_What you have to do_
State, as one number, how many lines in these records hold "icon".

Excerpts from a dataset:
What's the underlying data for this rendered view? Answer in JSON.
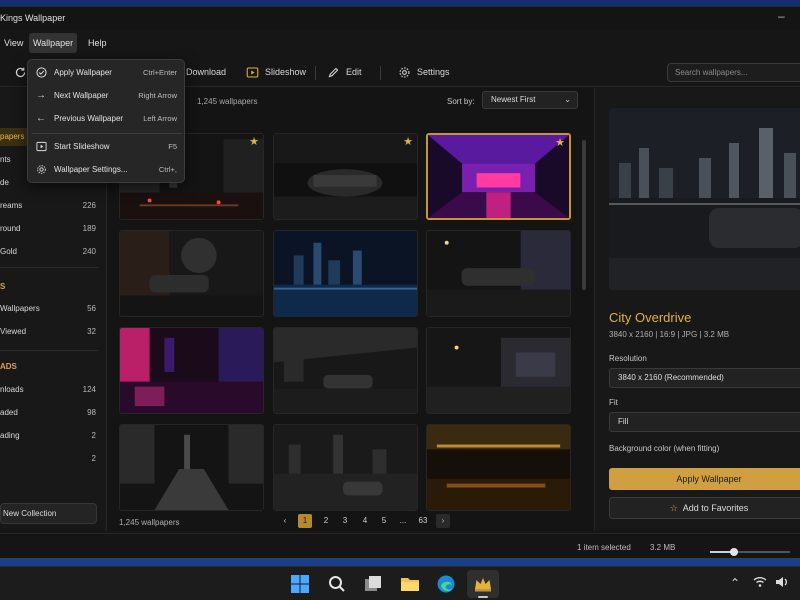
{
  "app": {
    "title": "Kings Wallpaper"
  },
  "menubar": {
    "view": "View",
    "wallpaper": "Wallpaper",
    "help": "Help"
  },
  "toolbar": {
    "download": "Download",
    "slideshow": "Slideshow",
    "edit": "Edit",
    "settings": "Settings",
    "search_placeholder": "Search wallpapers..."
  },
  "dropdown": {
    "items": [
      {
        "label": "Apply Wallpaper",
        "shortcut": "Ctrl+Enter",
        "icon": "check-circle-icon"
      },
      {
        "label": "Next Wallpaper",
        "shortcut": "Right Arrow",
        "icon": "arrow-right-icon"
      },
      {
        "label": "Previous Wallpaper",
        "shortcut": "Left Arrow",
        "icon": "arrow-left-icon"
      },
      {
        "label": "Start Slideshow",
        "shortcut": "F5",
        "icon": "slideshow-icon"
      },
      {
        "label": "Wallpaper Settings...",
        "shortcut": "Ctrl+,",
        "icon": "gear-icon"
      }
    ]
  },
  "sidebar": {
    "items": [
      {
        "label": "papers",
        "count": ""
      },
      {
        "label": "nts",
        "count": ""
      },
      {
        "label": "de",
        "count": ""
      },
      {
        "label": "reams",
        "count": "226"
      },
      {
        "label": "round",
        "count": "189"
      },
      {
        "label": "Gold",
        "count": "240"
      }
    ],
    "section2": "S",
    "items2": [
      {
        "label": "Wallpapers",
        "count": "56"
      },
      {
        "label": "Viewed",
        "count": "32"
      }
    ],
    "section3": "ADS",
    "items3": [
      {
        "label": "nloads",
        "count": "124"
      },
      {
        "label": "aded",
        "count": "98"
      },
      {
        "label": "ading",
        "count": "2"
      },
      {
        "label": "",
        "count": "2"
      }
    ],
    "new_collection": "New Collection"
  },
  "gallery": {
    "title_fragment": "s",
    "count": "1,245 wallpapers",
    "sort_label": "Sort by:",
    "sort_value": "Newest First",
    "footer_count": "1,245 wallpapers",
    "pages": [
      "1",
      "2",
      "3",
      "4",
      "5",
      "...",
      "63"
    ]
  },
  "details": {
    "title": "City Overdrive",
    "meta": "3840 x 2160   |   16:9   |   JPG   |   3.2 MB",
    "resolution_label": "Resolution",
    "resolution_value": "3840 x 2160  (Recommended)",
    "fit_label": "Fit",
    "fit_value": "Fill",
    "bg_label": "Background color (when fitting)",
    "apply": "Apply Wallpaper",
    "favorite": "Add to Favorites"
  },
  "status": {
    "selected": "1 item selected",
    "size": "3.2 MB",
    "zoom_fraction": 0.3
  },
  "colors": {
    "accent": "#d0a040",
    "accent_text": "#e3b23c",
    "bg": "#161616"
  }
}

_Task output_
5